You will find that the requirements for your papers become stricter and more rigorous. The good news is that writing is something you will get good at with practice.
After reading that heading, you may be thinking, “How can I find information if I do not know what I’m looking for?” Before you finalize your topic, you will want to do enough research on it to know if you can find a substantial amount of information to support your thesis. You will also be able to effectively broaden or narrow your topic to fit the length of your assignment.
Instead of saving all of your work for your references for the end, make the entries for your works cited page as you go. When you do this, you keep yourself on track and ensure that you will not forget references. It also bypasses the tedious process of putting together an entire page full of references at the end of your assignment. Likewise, you should cite your information in the body of your paper as you use your sources if it is required.
Perhaps one of the easiest ways to create an outline is using notecards. Choose two different colors of note cards, one for your main points and one for your supporting details. Write down your working thesis statement on a sheet of paper and organize your note cards according to how you want them to appear in your paper. From here, you have the option of composing the body of your work directly from the cards or using them to create a traditional outline first.

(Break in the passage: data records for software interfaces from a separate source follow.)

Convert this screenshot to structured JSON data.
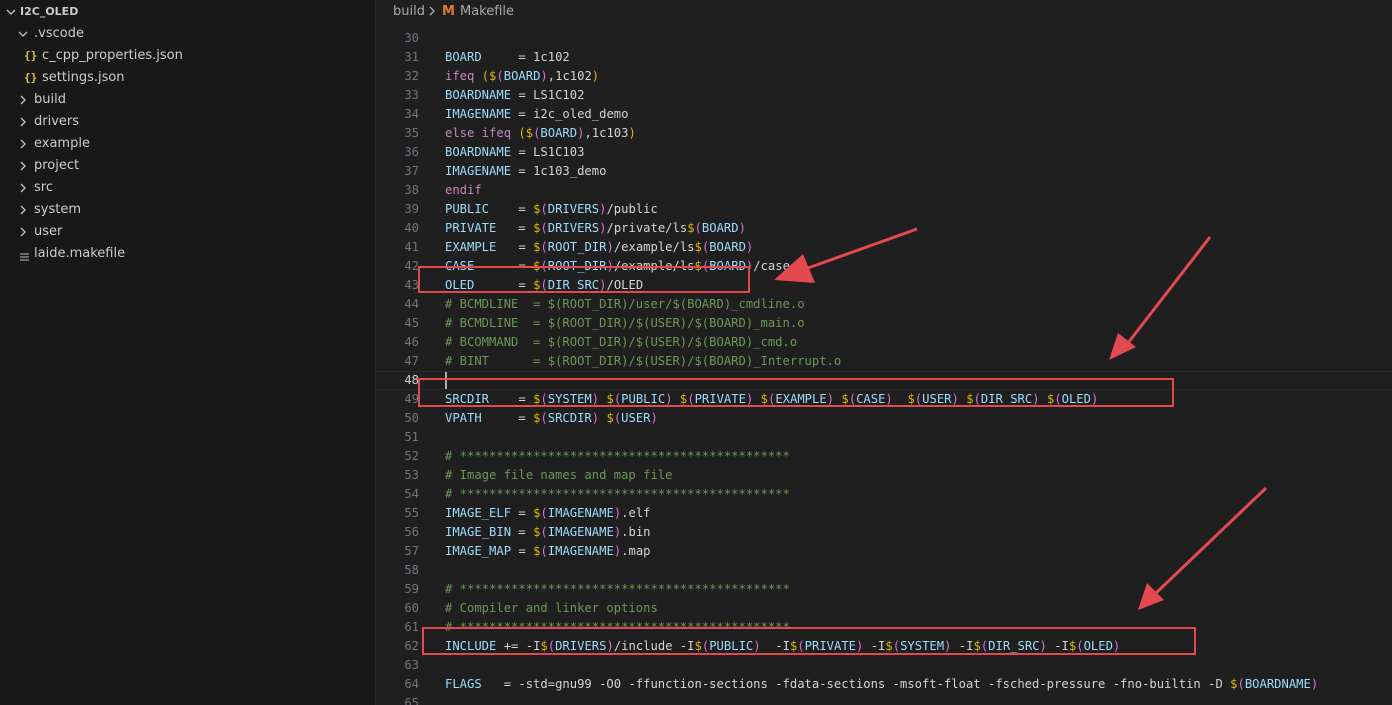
{
  "explorer": {
    "root": "I2C_OLED",
    "items": [
      {
        "label": ".vscode",
        "kind": "folder-open",
        "depth": 1
      },
      {
        "label": "c_cpp_properties.json",
        "kind": "json",
        "depth": 2
      },
      {
        "label": "settings.json",
        "kind": "json",
        "depth": 2
      },
      {
        "label": "build",
        "kind": "folder",
        "depth": 1
      },
      {
        "label": "drivers",
        "kind": "folder",
        "depth": 1
      },
      {
        "label": "example",
        "kind": "folder",
        "depth": 1
      },
      {
        "label": "project",
        "kind": "folder",
        "depth": 1
      },
      {
        "label": "src",
        "kind": "folder",
        "depth": 1
      },
      {
        "label": "system",
        "kind": "folder",
        "depth": 1
      },
      {
        "label": "user",
        "kind": "folder",
        "depth": 1
      },
      {
        "label": "laide.makefile",
        "kind": "file-lines",
        "depth": 1
      }
    ]
  },
  "breadcrumb": {
    "folder": "build",
    "file_icon": "M",
    "file": "Makefile"
  },
  "editor": {
    "active_line": "48",
    "lines": [
      {
        "n": "30",
        "t": ""
      },
      {
        "n": "31",
        "t": "BOARD     = 1c102"
      },
      {
        "n": "32",
        "t": "ifeq ($(BOARD),1c102)"
      },
      {
        "n": "33",
        "t": "BOARDNAME = LS1C102"
      },
      {
        "n": "34",
        "t": "IMAGENAME = i2c_oled_demo"
      },
      {
        "n": "35",
        "t": "else ifeq ($(BOARD),1c103)"
      },
      {
        "n": "36",
        "t": "BOARDNAME = LS1C103"
      },
      {
        "n": "37",
        "t": "IMAGENAME = 1c103_demo"
      },
      {
        "n": "38",
        "t": "endif"
      },
      {
        "n": "39",
        "t": "PUBLIC    = $(DRIVERS)/public"
      },
      {
        "n": "40",
        "t": "PRIVATE   = $(DRIVERS)/private/ls$(BOARD)"
      },
      {
        "n": "41",
        "t": "EXAMPLE   = $(ROOT_DIR)/example/ls$(BOARD)"
      },
      {
        "n": "42",
        "t": "CASE      = $(ROOT_DIR)/example/ls$(BOARD)/case"
      },
      {
        "n": "43",
        "t": "OLED      = $(DIR_SRC)/OLED"
      },
      {
        "n": "44",
        "t": "# BCMDLINE  = $(ROOT_DIR)/user/$(BOARD)_cmdline.o"
      },
      {
        "n": "45",
        "t": "# BCMDLINE  = $(ROOT_DIR)/$(USER)/$(BOARD)_main.o"
      },
      {
        "n": "46",
        "t": "# BCOMMAND  = $(ROOT_DIR)/$(USER)/$(BOARD)_cmd.o"
      },
      {
        "n": "47",
        "t": "# BINT      = $(ROOT_DIR)/$(USER)/$(BOARD)_Interrupt.o"
      },
      {
        "n": "48",
        "t": ""
      },
      {
        "n": "49",
        "t": "SRCDIR    = $(SYSTEM) $(PUBLIC) $(PRIVATE) $(EXAMPLE) $(CASE)  $(USER) $(DIR_SRC) $(OLED)"
      },
      {
        "n": "50",
        "t": "VPATH     = $(SRCDIR) $(USER)"
      },
      {
        "n": "51",
        "t": ""
      },
      {
        "n": "52",
        "t": "# *********************************************"
      },
      {
        "n": "53",
        "t": "# Image file names and map file"
      },
      {
        "n": "54",
        "t": "# *********************************************"
      },
      {
        "n": "55",
        "t": "IMAGE_ELF = $(IMAGENAME).elf"
      },
      {
        "n": "56",
        "t": "IMAGE_BIN = $(IMAGENAME).bin"
      },
      {
        "n": "57",
        "t": "IMAGE_MAP = $(IMAGENAME).map"
      },
      {
        "n": "58",
        "t": ""
      },
      {
        "n": "59",
        "t": "# *********************************************"
      },
      {
        "n": "60",
        "t": "# Compiler and linker options"
      },
      {
        "n": "61",
        "t": "# *********************************************"
      },
      {
        "n": "62",
        "t": "INCLUDE += -I$(DRIVERS)/include -I$(PUBLIC)  -I$(PRIVATE) -I$(SYSTEM) -I$(DIR_SRC) -I$(OLED)"
      },
      {
        "n": "63",
        "t": ""
      },
      {
        "n": "64",
        "t": "FLAGS   = -std=gnu99 -O0 -ffunction-sections -fdata-sections -msoft-float -fsched-pressure -fno-builtin -D $(BOARDNAME)"
      },
      {
        "n": "65",
        "t": ""
      }
    ]
  },
  "colors": {
    "annotation": "#e34a50",
    "accent": "#e37933"
  }
}
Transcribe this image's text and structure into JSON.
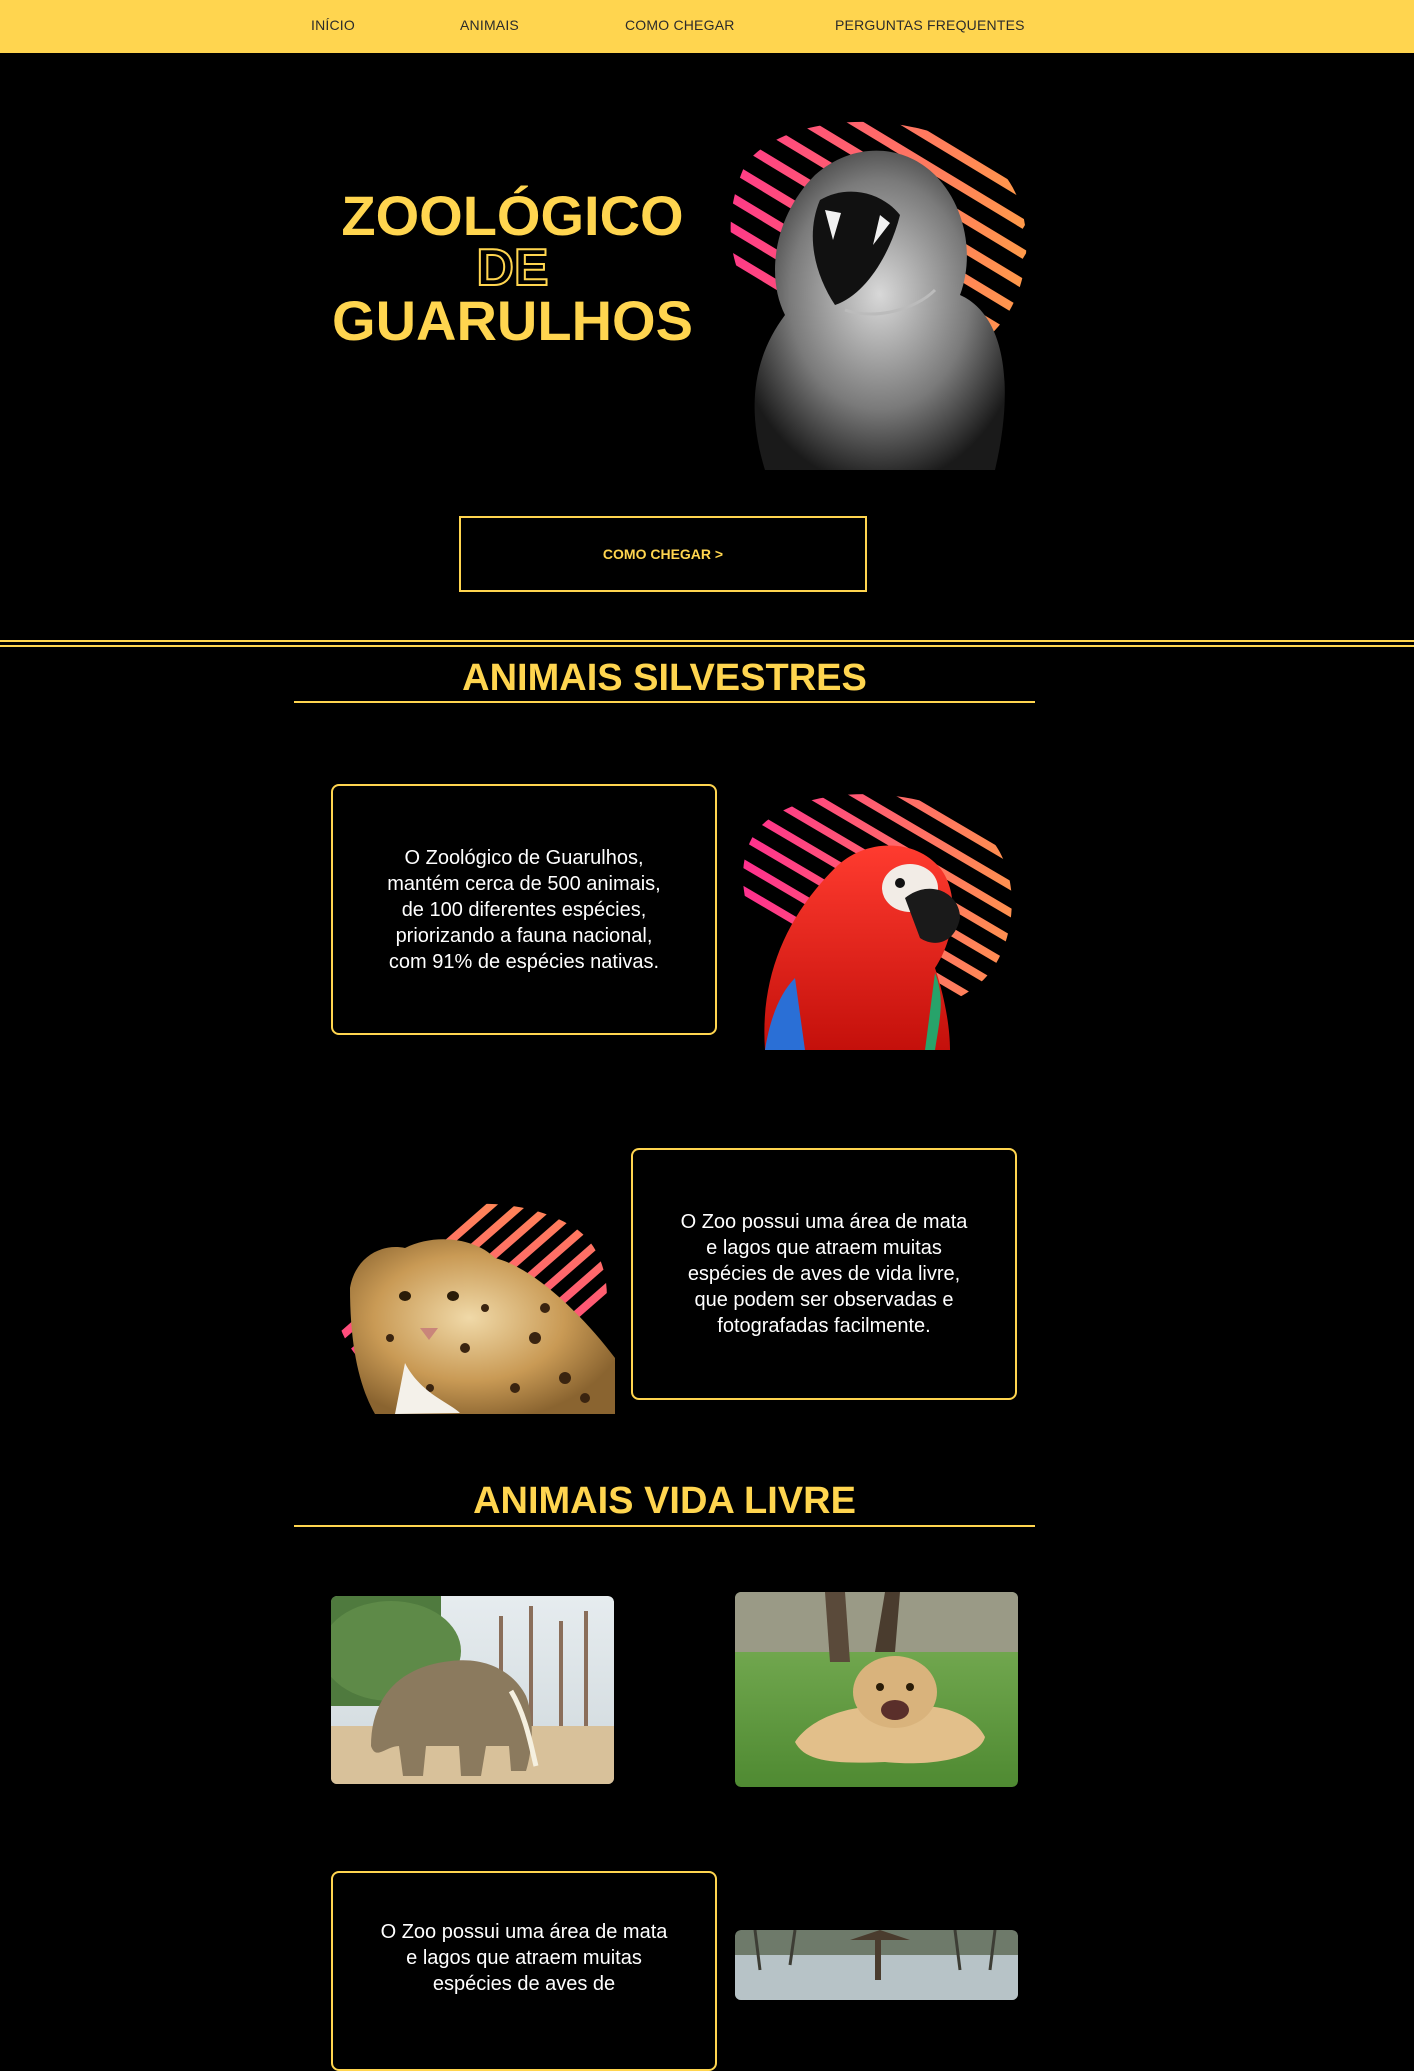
{
  "nav": {
    "items": [
      "INÍCIO",
      "ANIMAIS",
      "COMO CHEGAR",
      "PERGUNTAS FREQUENTES"
    ]
  },
  "hero": {
    "title_line1": "ZOOLÓGICO",
    "title_line2": "DE",
    "title_line3": "GUARULHOS",
    "cta_label": "COMO CHEGAR >"
  },
  "sections": {
    "silvestres_title": "ANIMAIS SILVESTRES",
    "vida_livre_title": "ANIMAIS VIDA LIVRE"
  },
  "cards": {
    "card1": "O Zoológico de Guarulhos, mantém cerca de 500 animais, de 100 diferentes espécies, priorizando a fauna nacional, com 91% de espécies nativas.",
    "card2": "O Zoo possui uma área de mata e lagos que atraem muitas espécies de aves de vida livre, que podem ser observadas e fotografadas facilmente.",
    "card3": "O Zoo possui uma área de mata e lagos que atraem muitas espécies de aves de"
  },
  "colors": {
    "accent": "#FFD54F",
    "background": "#000000",
    "stripe_pink": "#FF2D95",
    "stripe_orange": "#FF8A4A"
  },
  "icons": {
    "tiger": "tiger-photo",
    "parrot": "macaw-photo",
    "jaguar": "jaguar-photo",
    "elephant": "elephant-photo",
    "lion": "lion-cub-photo",
    "lake": "lake-photo"
  }
}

Readability and spelling and grammar require to use two separate sides of your brain. Instead of trying to do all of your proofreading at once, check for readability the first time you read through. The second time, focus on spelling, grammar, and punctuation.